- **Data to examine**
-- Opening Marker --
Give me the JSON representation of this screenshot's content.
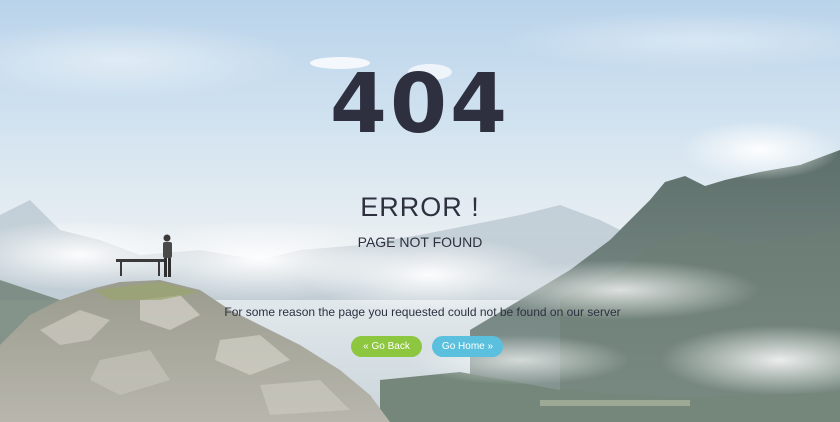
{
  "error": {
    "code": "404",
    "title": "ERROR !",
    "subtitle": "PAGE NOT FOUND",
    "message": "For some reason the page you requested could not be found on our server"
  },
  "buttons": {
    "back_label": "« Go Back",
    "home_label": "Go Home »"
  },
  "colors": {
    "text": "#2e3040",
    "back_button": "#8dc63f",
    "home_button": "#5bc0de"
  }
}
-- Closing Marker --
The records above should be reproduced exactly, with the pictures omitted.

- **Written solution**
Give me the JSON representation of this screenshot's content.
{
  "error": {
    "code": "404",
    "title": "ERROR !",
    "subtitle": "PAGE NOT FOUND",
    "message": "For some reason the page you requested could not be found on our server"
  },
  "buttons": {
    "back_label": "« Go Back",
    "home_label": "Go Home »"
  },
  "colors": {
    "text": "#2e3040",
    "back_button": "#8dc63f",
    "home_button": "#5bc0de"
  }
}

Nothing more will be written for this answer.